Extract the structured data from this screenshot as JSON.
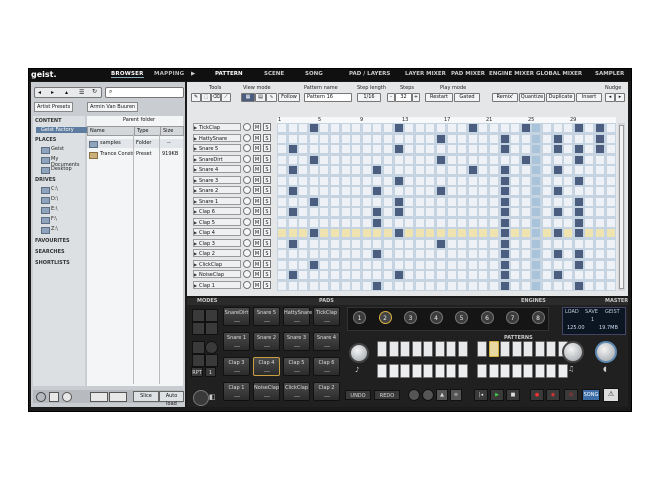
{
  "app": {
    "logo": "geist.",
    "browser_tabs": [
      "BROWSER",
      "MAPPING"
    ],
    "main_tabs": [
      "PATTERN",
      "SCENE",
      "SONG",
      "PAD / LAYERS",
      "LAYER MIXER",
      "PAD MIXER",
      "ENGINE MIXER",
      "GLOBAL MIXER",
      "SAMPLER"
    ]
  },
  "browser": {
    "breadcrumbs": [
      "Artist Presets",
      "Armin Van Buuren"
    ],
    "sections": {
      "content": "CONTENT",
      "places": "PLACES",
      "drives": "DRIVES",
      "favourites": "FAVOURITES",
      "searches": "SEARCHES",
      "shortlists": "SHORTLISTS"
    },
    "content_items": [
      "Geist Factory"
    ],
    "places_items": [
      "Geist",
      "My Documents",
      "Desktop"
    ],
    "drive_items": [
      "C:\\",
      "D:\\",
      "E:\\",
      "F:\\",
      "Z:\\"
    ],
    "parent_folder": "Parent folder",
    "columns": [
      "Name",
      "Type",
      "Size"
    ],
    "rows": [
      {
        "name": "samples",
        "type": "Folder",
        "size": "--"
      },
      {
        "name": "Trance Constr",
        "type": "Preset",
        "size": "919KB"
      }
    ],
    "bottom": {
      "slice": "Slice",
      "autoload": "Auto load"
    }
  },
  "pattern": {
    "labels": {
      "tools": "Tools",
      "view_mode": "View mode",
      "pattern_name": "Pattern name",
      "step_length": "Step length",
      "steps": "Steps",
      "play_mode": "Play mode",
      "nudge": "Nudge"
    },
    "follow": "Follow",
    "pattern_name": "Pattern 16",
    "step_length": "1/16",
    "steps": "32",
    "restart": "Restart",
    "gated": "Gated",
    "remix": "Remix'",
    "quantize": "Quantize",
    "duplicate": "Duplicate",
    "insert": "Insert",
    "step_numbers": [
      "1",
      "5",
      "9",
      "13",
      "17",
      "21",
      "25",
      "29"
    ],
    "m": "M",
    "s": "S",
    "tracks": [
      "TickClap",
      "HattySnare",
      "Snare 5",
      "SnareDirt",
      "Snare 4",
      "Snare 3",
      "Snare 2",
      "Snare 1",
      "Clap 6",
      "Clap 5",
      "Clap 4",
      "Clap 3",
      "Clap 2",
      "ClickClap",
      "NoiseClap",
      "Clap 1"
    ],
    "steps_on": [
      [
        3,
        11,
        18,
        23,
        28,
        30
      ],
      [
        15,
        21,
        26,
        30
      ],
      [
        1,
        11,
        21,
        26,
        28,
        30
      ],
      [
        3,
        15,
        23,
        28
      ],
      [
        1,
        9,
        18,
        21,
        26
      ],
      [
        11,
        21,
        28
      ],
      [
        1,
        9,
        15,
        21,
        26
      ],
      [
        3,
        11,
        21,
        28
      ],
      [
        1,
        9,
        11,
        21,
        26,
        28
      ],
      [
        9,
        21,
        28
      ],
      [
        3,
        11,
        21,
        26,
        28
      ],
      [
        1,
        15,
        21
      ],
      [
        9,
        21,
        26,
        28
      ],
      [
        3,
        21,
        28
      ],
      [
        1,
        11,
        21,
        26
      ],
      [
        9,
        21,
        28
      ]
    ]
  },
  "lower": {
    "sections": {
      "modes": "MODES",
      "pads": "PADS",
      "engines": "ENGINES",
      "master": "MASTER",
      "patterns": "PATTERNS"
    },
    "pads": [
      "SnareDirt",
      "Snare 5",
      "HattySnare",
      "TickClap",
      "Snare 1",
      "Snare 2",
      "Snare 3",
      "Snare 4",
      "Clap 3",
      "Clap 4",
      "Clap 5",
      "Clap 6",
      "Clap 1",
      "NoiseClap",
      "ClickClap",
      "Clap 2"
    ],
    "selected_pad": "Clap 4",
    "engines": [
      "1",
      "2",
      "3",
      "4",
      "5",
      "6",
      "7",
      "8"
    ],
    "selected_engine": "2",
    "selected_pattern_index": 9,
    "rpt": "RPT",
    "undo": "UNDO",
    "redo": "REDO",
    "song": "SONG",
    "master": {
      "load": "LOAD",
      "save": "SAVE",
      "geist": "GEIST",
      "slot": "1",
      "bpm": "125.00",
      "mem": "19.7MB"
    }
  }
}
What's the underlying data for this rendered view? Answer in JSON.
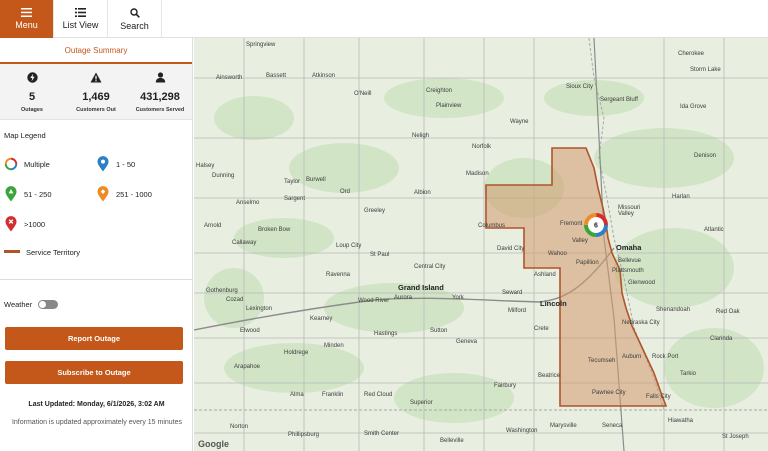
{
  "topbar": {
    "menu_label": "Menu",
    "list_label": "List View",
    "search_label": "Search"
  },
  "summary": {
    "tab_label": "Outage Summary",
    "outages_value": "5",
    "outages_label": "Outages",
    "customers_out_value": "1,469",
    "customers_out_label": "Customers Out",
    "customers_served_value": "431,298",
    "customers_served_label": "Customers Served"
  },
  "legend": {
    "title": "Map Legend",
    "multiple": "Multiple",
    "range_1_50": "1 - 50",
    "range_51_250": "51 - 250",
    "range_251_1000": "251 - 1000",
    "range_over_1000": ">1000",
    "territory": "Service Territory",
    "colors": {
      "r1_50": "#2f7fc4",
      "r51_250": "#3aa53a",
      "r251_1000": "#f08a24",
      "over_1000": "#d12f2f",
      "territory": "#b0542a"
    }
  },
  "weather_label": "Weather",
  "report_button": "Report Outage",
  "subscribe_button": "Subscribe to Outage",
  "last_updated": "Last Updated: Monday, 6/1/2026, 3:02 AM",
  "info_text": "Information is updated approximately every 15 minutes",
  "map": {
    "cluster_count": "6",
    "attribution": "Google",
    "cities": [
      "Springview",
      "Ainsworth",
      "Bassett",
      "Atkinson",
      "O'Neill",
      "Creighton",
      "Plainview",
      "Wayne",
      "Sioux City",
      "Sergeant Bluff",
      "Cherokee",
      "Storm Lake",
      "Ida Grove",
      "Denison",
      "Harlan",
      "Atlantic",
      "Halsey",
      "Dunning",
      "Taylor",
      "Burwell",
      "Albion",
      "Madison",
      "Norfolk",
      "Neligh",
      "Columbus",
      "David City",
      "Wahoo",
      "Fremont",
      "Valley",
      "Omaha",
      "Papillion",
      "Bellevue",
      "Missouri Valley",
      "Broken Bow",
      "Callaway",
      "Arnold",
      "Anselmo",
      "Sargent",
      "Ord",
      "Greeley",
      "St Paul",
      "Loup City",
      "Central City",
      "Grand Island",
      "Aurora",
      "York",
      "Seward",
      "Lincoln",
      "Milford",
      "Crete",
      "Wood River",
      "Kearney",
      "Lexington",
      "Gothenburg",
      "Cozad",
      "Elwood",
      "Holdrege",
      "Minden",
      "Hastings",
      "Sutton",
      "Geneva",
      "Beatrice",
      "Tecumseh",
      "Auburn",
      "Nebraska City",
      "Shenandoah",
      "Red Oak",
      "Rock Port",
      "Clarinda",
      "Tarkio",
      "Falls City",
      "Pawnee City",
      "Marysville",
      "Seneca",
      "Hiawatha",
      "St Joseph",
      "Belleville",
      "Superior",
      "Red Cloud",
      "Franklin",
      "Alma",
      "Phillipsburg",
      "Norton",
      "Smith Center",
      "Fairbury",
      "Arapahoe",
      "Ravenna",
      "Ashland",
      "Glenwood",
      "Washington",
      "Plattsmouth"
    ]
  }
}
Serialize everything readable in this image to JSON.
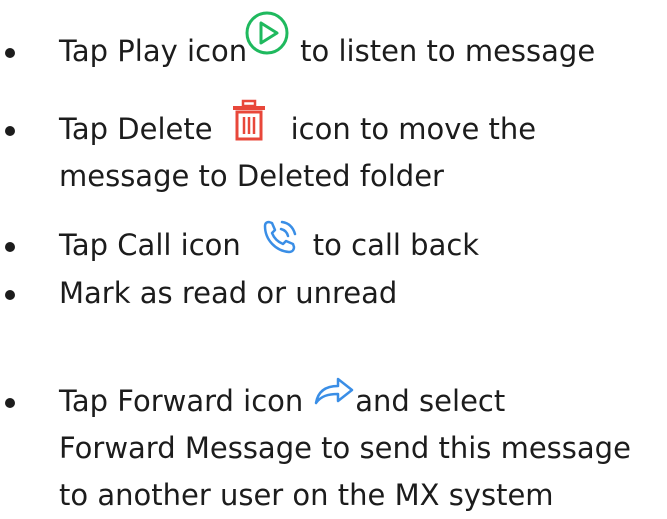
{
  "items": [
    {
      "pre": "Tap Play icon",
      "icon": "play-circle-icon",
      "post": "to listen to message"
    },
    {
      "pre": "Tap Delete",
      "icon": "trash-icon",
      "post": "icon to move the",
      "line2": "message to Deleted folder"
    },
    {
      "pre": "Tap Call icon",
      "icon": "phone-call-icon",
      "post": "to call back"
    },
    {
      "text": "Mark as read or unread"
    },
    {
      "pre": "Tap Forward icon",
      "icon": "forward-arrow-icon",
      "post": "and select",
      "line2": "Forward Message to send this message",
      "line3": "to another user on the MX system"
    }
  ],
  "colors": {
    "text": "#1c1c1c",
    "play": "#1fb95e",
    "delete": "#e8473a",
    "call": "#3a8ee6",
    "forward": "#3a8ee6"
  }
}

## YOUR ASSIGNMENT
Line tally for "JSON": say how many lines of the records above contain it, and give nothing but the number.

## ANSWER TO THIS EXERCISE
3